*ASSIGNED TASK*.
Every record must be copied exactly. Leave nothing out.

===============

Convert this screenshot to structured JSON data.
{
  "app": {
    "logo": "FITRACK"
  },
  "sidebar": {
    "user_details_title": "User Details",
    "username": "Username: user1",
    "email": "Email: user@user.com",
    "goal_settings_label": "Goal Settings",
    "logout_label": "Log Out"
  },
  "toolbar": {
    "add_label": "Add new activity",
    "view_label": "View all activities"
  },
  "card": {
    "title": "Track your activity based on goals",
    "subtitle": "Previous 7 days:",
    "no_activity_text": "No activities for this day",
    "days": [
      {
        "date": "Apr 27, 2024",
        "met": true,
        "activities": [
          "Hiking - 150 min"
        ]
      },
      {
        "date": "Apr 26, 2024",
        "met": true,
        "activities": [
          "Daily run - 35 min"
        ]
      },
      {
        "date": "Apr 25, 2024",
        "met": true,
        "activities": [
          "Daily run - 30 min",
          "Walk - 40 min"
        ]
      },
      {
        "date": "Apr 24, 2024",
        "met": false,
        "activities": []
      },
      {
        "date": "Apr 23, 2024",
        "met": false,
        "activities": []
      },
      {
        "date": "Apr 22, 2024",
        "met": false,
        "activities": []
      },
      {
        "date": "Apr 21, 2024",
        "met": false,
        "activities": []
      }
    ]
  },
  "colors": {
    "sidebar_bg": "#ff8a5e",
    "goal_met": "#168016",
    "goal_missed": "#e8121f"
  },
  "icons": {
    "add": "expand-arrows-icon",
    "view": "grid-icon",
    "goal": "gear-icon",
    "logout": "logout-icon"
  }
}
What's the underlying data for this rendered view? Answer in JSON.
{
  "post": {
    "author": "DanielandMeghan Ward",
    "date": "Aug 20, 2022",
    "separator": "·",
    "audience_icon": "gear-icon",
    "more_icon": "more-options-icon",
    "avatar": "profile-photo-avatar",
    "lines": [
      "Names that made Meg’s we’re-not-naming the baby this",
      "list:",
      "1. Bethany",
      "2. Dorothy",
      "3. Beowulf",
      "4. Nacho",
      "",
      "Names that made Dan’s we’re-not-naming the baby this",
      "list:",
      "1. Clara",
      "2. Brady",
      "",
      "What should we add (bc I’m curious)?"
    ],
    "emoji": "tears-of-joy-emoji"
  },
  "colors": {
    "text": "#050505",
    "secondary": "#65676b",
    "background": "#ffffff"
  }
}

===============

*ANSWER*.
Convert this screenshot to structured JSON data.
{
  "app": {
    "logo": "FITRACK"
  },
  "sidebar": {
    "user_details_title": "User Details",
    "username": "Username: user1",
    "email": "Email: user@user.com",
    "goal_settings_label": "Goal Settings",
    "logout_label": "Log Out"
  },
  "toolbar": {
    "add_label": "Add new activity",
    "view_label": "View all activities"
  },
  "card": {
    "title": "Track your activity based on goals",
    "subtitle": "Previous 7 days:",
    "no_activity_text": "No activities for this day",
    "days": [
      {
        "date": "Apr 27, 2024",
        "met": true,
        "activities": [
          "Hiking - 150 min"
        ]
      },
      {
        "date": "Apr 26, 2024",
        "met": true,
        "activities": [
          "Daily run - 35 min"
        ]
      },
      {
        "date": "Apr 25, 2024",
        "met": true,
        "activities": [
          "Daily run - 30 min",
          "Walk - 40 min"
        ]
      },
      {
        "date": "Apr 24, 2024",
        "met": false,
        "activities": []
      },
      {
        "date": "Apr 23, 2024",
        "met": false,
        "activities": []
      },
      {
        "date": "Apr 22, 2024",
        "met": false,
        "activities": []
      },
      {
        "date": "Apr 21, 2024",
        "met": false,
        "activities": []
      }
    ]
  },
  "colors": {
    "sidebar_bg": "#ff8a5e",
    "goal_met": "#168016",
    "goal_missed": "#e8121f"
  },
  "icons": {
    "add": "expand-arrows-icon",
    "view": "grid-icon",
    "goal": "gear-icon",
    "logout": "logout-icon"
  }
}
What's the underlying data for this rendered view? Answer in JSON.
{
  "post": {
    "author": "DanielandMeghan Ward",
    "date": "Aug 20, 2022",
    "separator": "·",
    "audience_icon": "gear-icon",
    "more_icon": "more-options-icon",
    "avatar": "profile-photo-avatar",
    "lines": [
      "Names that made Meg’s we’re-not-naming the baby this",
      "list:",
      "1. Bethany",
      "2. Dorothy",
      "3. Beowulf",
      "4. Nacho",
      "",
      "Names that made Dan’s we’re-not-naming the baby this",
      "list:",
      "1. Clara",
      "2. Brady",
      "",
      "What should we add (bc I’m curious)?"
    ],
    "emoji": "tears-of-joy-emoji"
  },
  "colors": {
    "text": "#050505",
    "secondary": "#65676b",
    "background": "#ffffff"
  }
}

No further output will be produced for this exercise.